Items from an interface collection
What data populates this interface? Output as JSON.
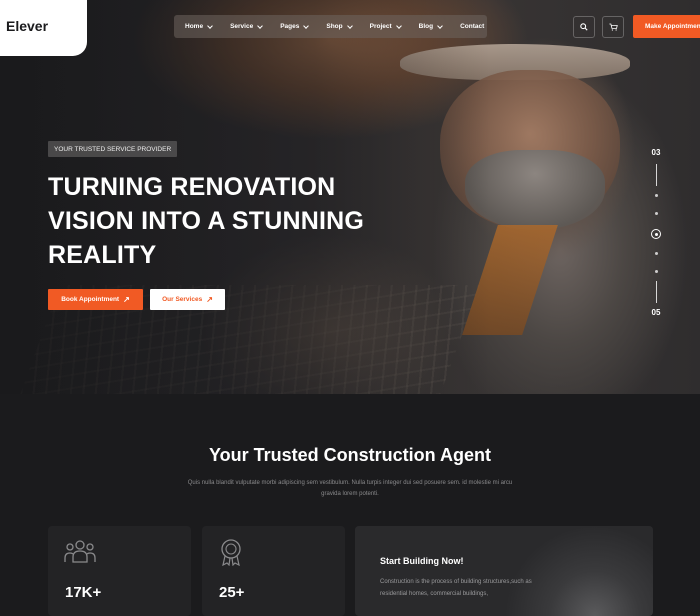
{
  "brand": {
    "name": "Elever"
  },
  "nav": {
    "items": [
      {
        "label": "Home"
      },
      {
        "label": "Service"
      },
      {
        "label": "Pages"
      },
      {
        "label": "Shop"
      },
      {
        "label": "Project"
      },
      {
        "label": "Blog"
      },
      {
        "label": "Contact"
      }
    ]
  },
  "header": {
    "cta_label": "Make Appointment",
    "search_icon": "search-icon",
    "cart_icon": "cart-icon"
  },
  "hero": {
    "tag": "YOUR TRUSTED SERVICE PROVIDER",
    "title": "TURNING RENOVATION VISION INTO A STUNNING REALITY",
    "primary_button": "Book Appointment",
    "secondary_button": "Our Services",
    "slider": {
      "current": "03",
      "total": "05"
    }
  },
  "about": {
    "title": "Your Trusted Construction Agent",
    "subtitle": "Quis nulla blandit vulputate morbi adipiscing sem vestibulum. Nulla turpis integer dui sed posuere sem. id molestie mi arcu gravida lorem potenti.",
    "stats": [
      {
        "value": "17K+",
        "icon": "users-icon"
      },
      {
        "value": "25+",
        "icon": "award-icon"
      }
    ],
    "promo": {
      "title": "Start Building Now!",
      "text": "Construction is the process of building structures,such as residential homes, commercial buildings,"
    }
  },
  "colors": {
    "accent": "#f15a24",
    "background": "#1b1b1d",
    "card": "#232325"
  }
}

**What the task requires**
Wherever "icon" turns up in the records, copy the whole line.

**Worked solution**
    "search_icon": "search-icon",
    "cart_icon": "cart-icon"
        "icon": "users-icon"
        "icon": "award-icon"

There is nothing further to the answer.